▶ **Task objective**: Find the word "JSON" in the records and copy every line where it occurs.

▶ **Records provided**:
* * * *

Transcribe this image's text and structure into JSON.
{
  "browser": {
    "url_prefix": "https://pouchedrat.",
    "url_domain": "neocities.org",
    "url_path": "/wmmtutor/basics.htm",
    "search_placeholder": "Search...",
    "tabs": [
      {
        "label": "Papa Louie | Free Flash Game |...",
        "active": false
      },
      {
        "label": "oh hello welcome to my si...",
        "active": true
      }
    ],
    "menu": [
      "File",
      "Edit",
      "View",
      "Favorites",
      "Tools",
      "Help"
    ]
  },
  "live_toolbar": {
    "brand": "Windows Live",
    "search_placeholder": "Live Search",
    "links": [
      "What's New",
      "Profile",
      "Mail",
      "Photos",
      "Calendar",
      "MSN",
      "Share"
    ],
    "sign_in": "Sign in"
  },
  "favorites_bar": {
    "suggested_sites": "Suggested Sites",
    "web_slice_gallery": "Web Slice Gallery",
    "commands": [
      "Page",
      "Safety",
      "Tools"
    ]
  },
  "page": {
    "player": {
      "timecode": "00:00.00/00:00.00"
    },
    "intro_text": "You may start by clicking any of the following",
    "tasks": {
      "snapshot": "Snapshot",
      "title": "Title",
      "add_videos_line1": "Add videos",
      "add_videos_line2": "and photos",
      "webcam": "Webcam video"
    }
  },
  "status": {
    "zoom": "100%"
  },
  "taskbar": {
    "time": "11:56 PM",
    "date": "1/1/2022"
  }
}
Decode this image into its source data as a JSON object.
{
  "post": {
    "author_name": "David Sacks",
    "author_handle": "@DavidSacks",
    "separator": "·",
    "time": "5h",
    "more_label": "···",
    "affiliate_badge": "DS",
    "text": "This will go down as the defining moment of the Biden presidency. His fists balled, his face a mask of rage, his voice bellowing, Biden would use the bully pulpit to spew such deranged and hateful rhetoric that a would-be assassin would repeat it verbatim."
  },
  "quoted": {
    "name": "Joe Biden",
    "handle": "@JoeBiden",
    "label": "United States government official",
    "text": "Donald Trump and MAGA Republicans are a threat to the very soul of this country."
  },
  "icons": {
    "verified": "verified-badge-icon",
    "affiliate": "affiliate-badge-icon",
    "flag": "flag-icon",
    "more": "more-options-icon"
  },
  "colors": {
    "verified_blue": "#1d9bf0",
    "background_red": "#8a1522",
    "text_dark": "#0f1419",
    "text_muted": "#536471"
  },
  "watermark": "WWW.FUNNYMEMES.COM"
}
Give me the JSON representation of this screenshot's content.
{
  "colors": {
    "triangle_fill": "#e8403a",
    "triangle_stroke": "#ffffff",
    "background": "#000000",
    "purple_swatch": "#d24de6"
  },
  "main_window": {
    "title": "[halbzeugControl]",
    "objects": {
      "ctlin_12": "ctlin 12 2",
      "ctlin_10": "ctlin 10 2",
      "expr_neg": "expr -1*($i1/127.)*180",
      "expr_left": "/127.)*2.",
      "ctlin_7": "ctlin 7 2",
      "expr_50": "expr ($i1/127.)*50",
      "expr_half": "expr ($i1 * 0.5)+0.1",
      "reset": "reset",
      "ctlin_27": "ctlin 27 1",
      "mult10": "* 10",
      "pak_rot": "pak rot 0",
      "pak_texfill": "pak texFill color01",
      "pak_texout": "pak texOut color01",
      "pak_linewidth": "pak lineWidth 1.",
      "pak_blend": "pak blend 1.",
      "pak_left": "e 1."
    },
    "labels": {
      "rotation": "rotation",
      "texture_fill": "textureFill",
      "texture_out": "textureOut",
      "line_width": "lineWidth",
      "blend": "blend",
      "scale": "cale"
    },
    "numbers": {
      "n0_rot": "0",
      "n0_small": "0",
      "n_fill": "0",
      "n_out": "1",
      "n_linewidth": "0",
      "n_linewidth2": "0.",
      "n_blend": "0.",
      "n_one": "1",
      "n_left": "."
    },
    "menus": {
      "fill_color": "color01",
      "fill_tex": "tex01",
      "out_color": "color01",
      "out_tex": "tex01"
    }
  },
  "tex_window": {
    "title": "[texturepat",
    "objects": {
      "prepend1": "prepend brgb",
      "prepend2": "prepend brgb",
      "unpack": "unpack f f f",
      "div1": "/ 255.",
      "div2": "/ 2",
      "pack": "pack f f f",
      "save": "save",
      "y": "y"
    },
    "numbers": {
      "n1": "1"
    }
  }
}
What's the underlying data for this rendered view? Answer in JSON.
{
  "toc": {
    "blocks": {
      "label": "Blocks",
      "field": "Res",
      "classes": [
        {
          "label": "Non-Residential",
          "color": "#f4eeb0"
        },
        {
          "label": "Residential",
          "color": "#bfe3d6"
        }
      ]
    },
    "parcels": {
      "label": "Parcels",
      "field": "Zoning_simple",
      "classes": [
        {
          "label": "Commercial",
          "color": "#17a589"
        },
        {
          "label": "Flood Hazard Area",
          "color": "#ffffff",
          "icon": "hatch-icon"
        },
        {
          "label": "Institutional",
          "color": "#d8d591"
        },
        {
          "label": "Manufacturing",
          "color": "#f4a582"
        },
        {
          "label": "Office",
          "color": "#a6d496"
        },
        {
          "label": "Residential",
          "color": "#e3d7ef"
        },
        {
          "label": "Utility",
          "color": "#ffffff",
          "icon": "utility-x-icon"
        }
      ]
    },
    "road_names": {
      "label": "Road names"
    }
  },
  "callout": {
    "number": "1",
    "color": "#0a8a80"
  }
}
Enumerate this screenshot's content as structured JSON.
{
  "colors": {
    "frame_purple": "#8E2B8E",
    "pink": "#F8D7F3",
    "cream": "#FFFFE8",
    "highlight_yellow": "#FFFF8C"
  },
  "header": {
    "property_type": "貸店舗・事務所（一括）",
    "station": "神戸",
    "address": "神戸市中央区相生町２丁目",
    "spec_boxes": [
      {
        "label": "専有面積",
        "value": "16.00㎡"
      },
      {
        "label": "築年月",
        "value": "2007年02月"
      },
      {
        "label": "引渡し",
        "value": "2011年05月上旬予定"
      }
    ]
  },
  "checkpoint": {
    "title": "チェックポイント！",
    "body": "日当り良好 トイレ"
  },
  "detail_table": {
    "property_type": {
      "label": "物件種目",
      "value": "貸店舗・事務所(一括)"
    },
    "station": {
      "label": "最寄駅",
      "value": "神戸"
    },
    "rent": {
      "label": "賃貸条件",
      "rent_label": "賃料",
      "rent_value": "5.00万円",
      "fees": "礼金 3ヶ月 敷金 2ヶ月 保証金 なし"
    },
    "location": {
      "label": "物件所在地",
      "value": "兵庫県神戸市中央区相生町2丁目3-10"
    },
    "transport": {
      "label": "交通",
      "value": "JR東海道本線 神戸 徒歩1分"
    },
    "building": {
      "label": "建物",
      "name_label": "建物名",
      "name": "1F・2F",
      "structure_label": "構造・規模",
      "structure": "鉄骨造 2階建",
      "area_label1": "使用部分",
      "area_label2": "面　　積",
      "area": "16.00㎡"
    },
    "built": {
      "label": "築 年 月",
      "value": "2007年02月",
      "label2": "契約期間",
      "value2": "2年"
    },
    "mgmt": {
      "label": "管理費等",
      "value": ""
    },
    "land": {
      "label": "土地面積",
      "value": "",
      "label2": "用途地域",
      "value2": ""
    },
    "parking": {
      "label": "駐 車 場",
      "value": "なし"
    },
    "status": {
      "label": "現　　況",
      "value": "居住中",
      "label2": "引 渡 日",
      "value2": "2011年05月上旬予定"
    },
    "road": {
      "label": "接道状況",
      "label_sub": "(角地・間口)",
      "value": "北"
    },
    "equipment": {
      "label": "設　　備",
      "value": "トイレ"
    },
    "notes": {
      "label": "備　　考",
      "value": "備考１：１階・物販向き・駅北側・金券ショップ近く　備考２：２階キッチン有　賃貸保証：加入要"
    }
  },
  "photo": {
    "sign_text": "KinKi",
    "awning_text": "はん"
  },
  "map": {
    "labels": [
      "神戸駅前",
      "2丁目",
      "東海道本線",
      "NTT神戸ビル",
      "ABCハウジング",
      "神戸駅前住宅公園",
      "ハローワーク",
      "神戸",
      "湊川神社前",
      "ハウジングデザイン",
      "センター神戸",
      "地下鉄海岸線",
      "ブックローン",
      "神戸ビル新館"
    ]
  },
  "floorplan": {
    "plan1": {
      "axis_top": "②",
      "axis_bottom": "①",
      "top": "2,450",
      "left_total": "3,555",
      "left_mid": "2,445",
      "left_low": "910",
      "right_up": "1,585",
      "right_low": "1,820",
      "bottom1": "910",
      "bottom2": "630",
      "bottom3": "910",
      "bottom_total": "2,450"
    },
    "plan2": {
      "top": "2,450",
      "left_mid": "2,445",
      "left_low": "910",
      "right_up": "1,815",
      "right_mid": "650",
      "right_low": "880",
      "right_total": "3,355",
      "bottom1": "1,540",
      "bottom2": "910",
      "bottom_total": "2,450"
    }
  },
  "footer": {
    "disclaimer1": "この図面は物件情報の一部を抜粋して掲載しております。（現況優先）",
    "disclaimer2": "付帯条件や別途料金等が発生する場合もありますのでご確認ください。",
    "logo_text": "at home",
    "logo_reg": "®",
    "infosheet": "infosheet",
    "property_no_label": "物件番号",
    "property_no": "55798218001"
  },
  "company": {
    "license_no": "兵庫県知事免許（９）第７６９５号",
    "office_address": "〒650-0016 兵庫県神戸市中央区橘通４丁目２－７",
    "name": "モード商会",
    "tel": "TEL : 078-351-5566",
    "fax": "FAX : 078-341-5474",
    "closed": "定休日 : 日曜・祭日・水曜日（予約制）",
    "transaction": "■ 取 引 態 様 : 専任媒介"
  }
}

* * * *

▶ **Result of this task**:
Transcribe this image's text and structure into JSON.
Decode this image into its source data as a JSON object.
Give me the JSON representation of this screenshot's content.
What's the underlying data for this rendered view? Answer in JSON.
Enumerate this screenshot's content as structured JSON.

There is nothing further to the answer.